Garcia for Governor?
This article is from the archive of The New York Sun before the launch of its new website in 2022. The Sun has neither altered nor updated such articles but will seek to correct any errors, mis-categorizations or other problems introduced during transfer.
The talk around Foley Square is that the United States attorney for the Southern District of New York, Michael Garcia, is eyeing Manhattan law firms to join as the Bush administration draws to a close. Here’s hoping it is a departure akin to the tour one of his predecessors as U.S. attorney, Rudolph Giuliani, took at White & Case and at Anderson, Kill & Olick before running for public office.

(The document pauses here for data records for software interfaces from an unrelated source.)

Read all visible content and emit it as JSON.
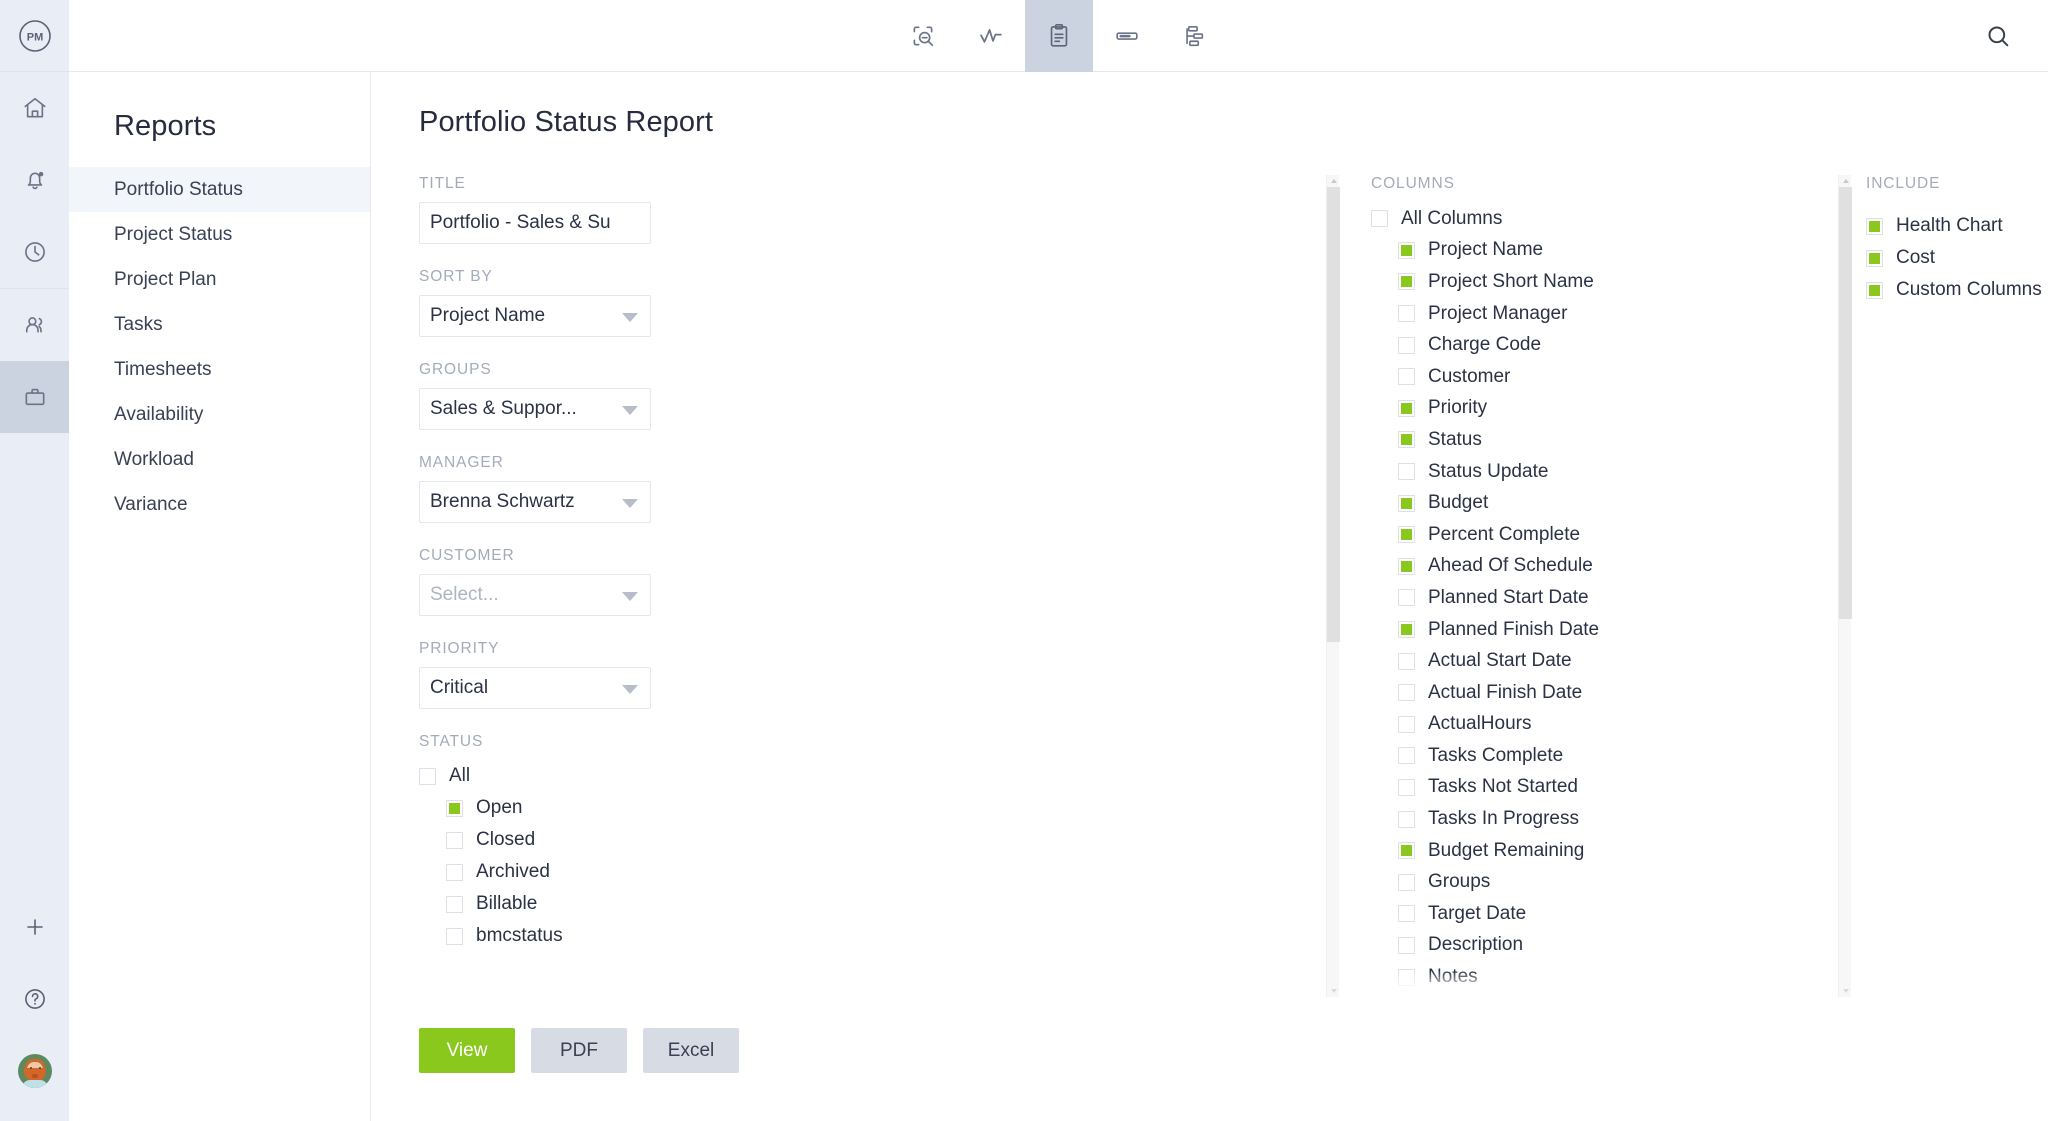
{
  "brand": {
    "logo_text": "PM",
    "accent_green": "#8ac81e",
    "rail_bg": "#e9edf5",
    "active_bg": "#ccd3e0"
  },
  "rail": {
    "items": [
      {
        "name": "home-icon",
        "label": "Home",
        "active": false
      },
      {
        "name": "notifications-bell-icon",
        "label": "Notifications",
        "active": false
      },
      {
        "name": "clock-icon",
        "label": "Time",
        "active": false
      },
      {
        "name": "people-icon",
        "label": "Team",
        "active": false
      },
      {
        "name": "briefcase-icon",
        "label": "Projects",
        "active": true
      }
    ],
    "bottom": [
      {
        "name": "plus-icon",
        "label": "Add"
      },
      {
        "name": "help-circle-icon",
        "label": "Help"
      },
      {
        "name": "avatar",
        "label": "User Profile"
      }
    ]
  },
  "topbar": {
    "tabs": [
      {
        "name": "zoom-select-icon",
        "label": "Overview",
        "active": false
      },
      {
        "name": "activity-pulse-icon",
        "label": "Activity",
        "active": false
      },
      {
        "name": "clipboard-icon",
        "label": "Reports",
        "active": true
      },
      {
        "name": "card-icon",
        "label": "Board",
        "active": false
      },
      {
        "name": "hierarchy-icon",
        "label": "Structure",
        "active": false
      }
    ],
    "search_label": "Search"
  },
  "sidebar": {
    "title": "Reports",
    "items": [
      {
        "label": "Portfolio Status",
        "active": true
      },
      {
        "label": "Project Status",
        "active": false
      },
      {
        "label": "Project Plan",
        "active": false
      },
      {
        "label": "Tasks",
        "active": false
      },
      {
        "label": "Timesheets",
        "active": false
      },
      {
        "label": "Availability",
        "active": false
      },
      {
        "label": "Workload",
        "active": false
      },
      {
        "label": "Variance",
        "active": false
      }
    ]
  },
  "page": {
    "title": "Portfolio Status Report"
  },
  "form": {
    "title": {
      "label": "Title",
      "value": "Portfolio - Sales & Su",
      "placeholder": ""
    },
    "sort_by": {
      "label": "Sort By",
      "value": "Project Name"
    },
    "groups": {
      "label": "Groups",
      "value": "Sales & Suppor..."
    },
    "manager": {
      "label": "Manager",
      "value": "Brenna Schwartz"
    },
    "customer": {
      "label": "Customer",
      "value": "Select...",
      "is_placeholder": true
    },
    "priority": {
      "label": "Priority",
      "value": "Critical"
    },
    "status": {
      "label": "Status",
      "all": {
        "label": "All",
        "checked": false
      },
      "options": [
        {
          "label": "Open",
          "checked": true
        },
        {
          "label": "Closed",
          "checked": false
        },
        {
          "label": "Archived",
          "checked": false
        },
        {
          "label": "Billable",
          "checked": false
        },
        {
          "label": "bmcstatus",
          "checked": false
        }
      ]
    }
  },
  "columns": {
    "label": "Columns",
    "all": {
      "label": "All Columns",
      "checked": false
    },
    "options": [
      {
        "label": "Project Name",
        "checked": true
      },
      {
        "label": "Project Short Name",
        "checked": true
      },
      {
        "label": "Project Manager",
        "checked": false
      },
      {
        "label": "Charge Code",
        "checked": false
      },
      {
        "label": "Customer",
        "checked": false
      },
      {
        "label": "Priority",
        "checked": true
      },
      {
        "label": "Status",
        "checked": true
      },
      {
        "label": "Status Update",
        "checked": false
      },
      {
        "label": "Budget",
        "checked": true
      },
      {
        "label": "Percent Complete",
        "checked": true
      },
      {
        "label": "Ahead Of Schedule",
        "checked": true
      },
      {
        "label": "Planned Start Date",
        "checked": false
      },
      {
        "label": "Planned Finish Date",
        "checked": true
      },
      {
        "label": "Actual Start Date",
        "checked": false
      },
      {
        "label": "Actual Finish Date",
        "checked": false
      },
      {
        "label": "ActualHours",
        "checked": false
      },
      {
        "label": "Tasks Complete",
        "checked": false
      },
      {
        "label": "Tasks Not Started",
        "checked": false
      },
      {
        "label": "Tasks In Progress",
        "checked": false
      },
      {
        "label": "Budget Remaining",
        "checked": true
      },
      {
        "label": "Groups",
        "checked": false
      },
      {
        "label": "Target Date",
        "checked": false
      },
      {
        "label": "Description",
        "checked": false
      },
      {
        "label": "Notes",
        "checked": false
      }
    ]
  },
  "include": {
    "label": "Include",
    "options": [
      {
        "label": "Health Chart",
        "checked": true
      },
      {
        "label": "Cost",
        "checked": true
      },
      {
        "label": "Custom Columns",
        "checked": true
      }
    ]
  },
  "actions": {
    "view": "View",
    "pdf": "PDF",
    "excel": "Excel"
  }
}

Because Mr. Garcia looks as if he’d be a great governor. He’s certainly done better than anyone recently at cleaning up Albany.
Mr. Garcia first made his name as a terrorism prosecutor and went on to lead the Immigrations and Customs Enforcement division of the Department of Homeland Security — a thankless task if there ever was one — before President Bush installed him in his current job. There, he has made a priority of prosecuting politicians.
The latest case came this week when Mr. Garcia filed a criminal complaint against an assemblyman from Queens, Anthony Seminerio, alleging that the lawmaker accepted about $500,000 from clients of his consulting firm for influencing his colleagues in the legislature. Mr. Seminerio is the third state legislator whom Mr. Garcia has charged in recent years.
In 2006, Mr. Garcia charged a state senator from the Bronx, Efrain Gonzalez Jr., with funneling state money to a non-profit organization that he was using to pay personal expenses and to get a cigar company off the ground. That same year Mr. Garcia also brought racketeering charges against the labor leader and Queens assemblyman, Brian McLaughlin, for embezzling money and creating no show jobs on both the New York City Central Labor Council and his Assembly staff.
It’s not only politicians in Albany whom Mr. Garcia has pursued. Along with the city’s commissioner of the Department of Investigation, Rose Gill Hearn, he uncovered the largest scandal involving the City Council in a decade: that the council allocated money to non-existent organizations.
Mr. Garcia has sometimes fallen into that prosecutorial trap of overzealousness. His office bungled a major tax shelter case against former executives at the accounting firm KPMG, by pressuring the company to cut off payment of legal fees for employees under investigation. It was a shocking abuse of power, and a court found it violated the Sixth Amendment of the Constitution. Mr. Garcia may have overstepped when he included mention of a certain Client #9 in a court papers he filed against the operators of a prostitution ring. The governor of New York was forced from office without being charged with any crime.
As Governor Spitzer’s tenure as governor showed, a prosecutorial personality isn’t always one most conducive to success. But as Mr. Giuliani’s successes as mayor showed, it can also have its virtues. Given all that Mr. Garcia’s indictments have done to shake our faith in our elected politicians, the least that the prosecutor could do would be to give serious consideration to a run for office that would help restore that faith.